How to Eat Matzah

Rabbi Andy Kastner

By Rabbi Andy Kastner

I admit that I have a love affair with matzah.  From the simplicity of matzah spread thick with whipped cream cheese, to the burnt edges of the hand-made shmura matzah.  

Yet, there is more to matzah than its mouth feel.  Indeed matzah has personality, and in the context of the Passover seder, four distinct identities.  

Matzah makes its first appearance of the evening early on in the yachatz section of the seder.  Here we break the matzah into two pieces, one large piece which will be reserved for the afikoman, and one small piece that is referred to in the subsequent portion of the hagadah as the lachmah anya,  the bread of affliction.  Anya (Aramaic), or its Hebrew equivalent, oni, relates to poverty, humility and hardship.  We raise this small piece of matzah inviting into our homes all those who are hungry and in need, declaring, “Now we are slaves. In the coming year we will be free.”  

We transport and transform ourselves to feeling as if we are, in the here and now, slaves, while at the same time envisioning the possibility for freedom.  It is here, that matzah takes on its slave identity which will remain for most of the Hagadah.

As the magid section of the Hagadah draws to a conclusion, we read of Raban Gamliel who reminds us that if, during all of the excitement of the seder one does not mention the three critical characters of the seder itself, pesach, matzah, and maror, s/he has totally missed the point.  

‘Why do we eat matzah,’ the Hagadah asks.  “For the Israelites baked unleavened bread, because they were thrust out of Egypt and could not tarry.”  All of a sudden, matzah transforms from a bread of slavery to a bread of freedom, of possibility and liberation.  That is, matzah comes to represent the flurry and hope of leaving Egypt’s bondage.  

Finally, we get to eat.  Some bitter herbs, generally some charoset, all on Hillel’s matzah sandwich, Korech.  Just before we indulge we say of the Hillel sandwich, “In remembrance of the holy Temple”.  Here, matzah makes its third move, from a matzah of the present (remember the refrain of Ha Lachmah Anya, ‘Now we are slaves’…), to a matzah of the past, a matzah of memory.  Not necessarily a memory of what is missing, though there is room to assert that here too, but more importantly the matzah of the Hillel sandwich represents a time when we were living on our land and we enjoyed national freedom.  But still our redemption was not complete.  

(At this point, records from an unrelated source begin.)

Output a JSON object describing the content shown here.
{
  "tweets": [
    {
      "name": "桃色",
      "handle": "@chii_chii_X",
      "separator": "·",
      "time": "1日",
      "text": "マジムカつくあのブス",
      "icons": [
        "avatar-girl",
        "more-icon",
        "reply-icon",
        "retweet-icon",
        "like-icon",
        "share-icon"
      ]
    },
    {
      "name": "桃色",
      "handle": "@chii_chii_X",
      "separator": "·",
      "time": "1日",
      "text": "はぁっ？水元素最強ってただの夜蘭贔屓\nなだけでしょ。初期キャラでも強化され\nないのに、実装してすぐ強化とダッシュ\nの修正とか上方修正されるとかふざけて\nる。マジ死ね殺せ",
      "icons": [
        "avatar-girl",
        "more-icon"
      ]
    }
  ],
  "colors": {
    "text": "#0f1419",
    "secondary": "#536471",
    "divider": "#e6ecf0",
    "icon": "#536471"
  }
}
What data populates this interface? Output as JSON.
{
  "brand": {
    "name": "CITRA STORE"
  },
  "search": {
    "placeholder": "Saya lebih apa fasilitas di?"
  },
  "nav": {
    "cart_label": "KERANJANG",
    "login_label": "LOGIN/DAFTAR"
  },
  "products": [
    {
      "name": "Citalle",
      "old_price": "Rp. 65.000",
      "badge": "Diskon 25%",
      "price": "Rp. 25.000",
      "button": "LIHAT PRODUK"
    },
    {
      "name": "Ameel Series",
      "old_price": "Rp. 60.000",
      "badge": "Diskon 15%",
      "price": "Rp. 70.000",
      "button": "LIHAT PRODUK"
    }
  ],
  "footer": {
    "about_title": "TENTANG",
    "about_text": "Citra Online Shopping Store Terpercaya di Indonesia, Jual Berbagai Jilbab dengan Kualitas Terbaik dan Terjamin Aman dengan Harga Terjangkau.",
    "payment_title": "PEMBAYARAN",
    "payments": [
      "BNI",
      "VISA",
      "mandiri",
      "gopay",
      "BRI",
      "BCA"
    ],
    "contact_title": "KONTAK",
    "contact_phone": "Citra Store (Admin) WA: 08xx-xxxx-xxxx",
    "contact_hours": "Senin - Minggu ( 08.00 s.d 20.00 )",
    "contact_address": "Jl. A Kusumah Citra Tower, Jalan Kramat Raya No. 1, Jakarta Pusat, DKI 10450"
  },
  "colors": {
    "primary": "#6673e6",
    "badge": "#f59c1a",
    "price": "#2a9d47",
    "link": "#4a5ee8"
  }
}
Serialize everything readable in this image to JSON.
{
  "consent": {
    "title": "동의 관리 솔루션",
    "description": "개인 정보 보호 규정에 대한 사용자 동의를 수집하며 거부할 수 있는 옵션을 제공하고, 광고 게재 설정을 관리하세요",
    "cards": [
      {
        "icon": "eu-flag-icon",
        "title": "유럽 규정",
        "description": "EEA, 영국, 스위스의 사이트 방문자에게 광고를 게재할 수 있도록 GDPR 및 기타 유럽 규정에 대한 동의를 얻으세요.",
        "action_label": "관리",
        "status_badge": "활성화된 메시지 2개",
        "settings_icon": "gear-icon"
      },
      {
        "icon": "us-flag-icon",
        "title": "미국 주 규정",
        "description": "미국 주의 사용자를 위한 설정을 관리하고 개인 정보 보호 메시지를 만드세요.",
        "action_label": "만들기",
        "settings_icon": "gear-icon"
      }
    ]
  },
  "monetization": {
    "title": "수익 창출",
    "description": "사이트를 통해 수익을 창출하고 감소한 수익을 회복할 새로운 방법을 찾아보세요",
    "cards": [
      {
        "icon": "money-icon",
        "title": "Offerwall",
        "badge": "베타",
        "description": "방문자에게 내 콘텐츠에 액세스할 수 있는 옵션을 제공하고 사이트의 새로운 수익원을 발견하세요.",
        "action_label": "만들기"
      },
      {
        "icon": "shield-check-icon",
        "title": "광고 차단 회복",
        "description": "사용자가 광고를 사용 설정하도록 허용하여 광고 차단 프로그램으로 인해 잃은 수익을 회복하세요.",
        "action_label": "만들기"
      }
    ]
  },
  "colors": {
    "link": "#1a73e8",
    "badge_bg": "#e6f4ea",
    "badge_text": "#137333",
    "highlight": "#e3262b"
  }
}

The Passover meal draws to an end and with it the final tastes of matzah on our palate, the afikoman/tzafun.  After a long meal with abundant storytelling, oddly here, at tzafun we utter no words and read no texts as we eat the last bits of matzah for the evening.  We hear only the sound of crunching.  In every other instance where we have met matzah at the seder we have read some accompanying piece.  Here we are silent.  

Why is this?  

Perhaps this silence is here to indicate to us that saying is not the same as being.  Throughout the Hagadah we read lyric and verse to describe matzah’s changing identity.  Yet here, we read nothing.  

It is in this silence, that we are prompted to just be, to be with our thoughts, to be with each other and to be with a matzah that has transformed into its fourth and most profound meaning.

Up until now the Hagadah story is about incompleteness, and the process of becoming, i.e. eating from the smaller piece of matzah way back at yachatz to indicate the brokenness, the neediness of slavery.  Now we enjoy the remaining big piece of the afikoman to symbolize completeness and wholeness.  In this arc of the ritual, we tell a story of possibility of growth, of actualization and completion.  Matzah becomes the symbol of true universal freedom.  

As we eat our matzah this year, let us remember that through the process of the seder, we order and celebrate the possible meanings of matzah to create a sequence that takes us from slavery to universal freedom.  It is through this ordering, in fact through our eating that we consume matzah and digest the layers of its meaning.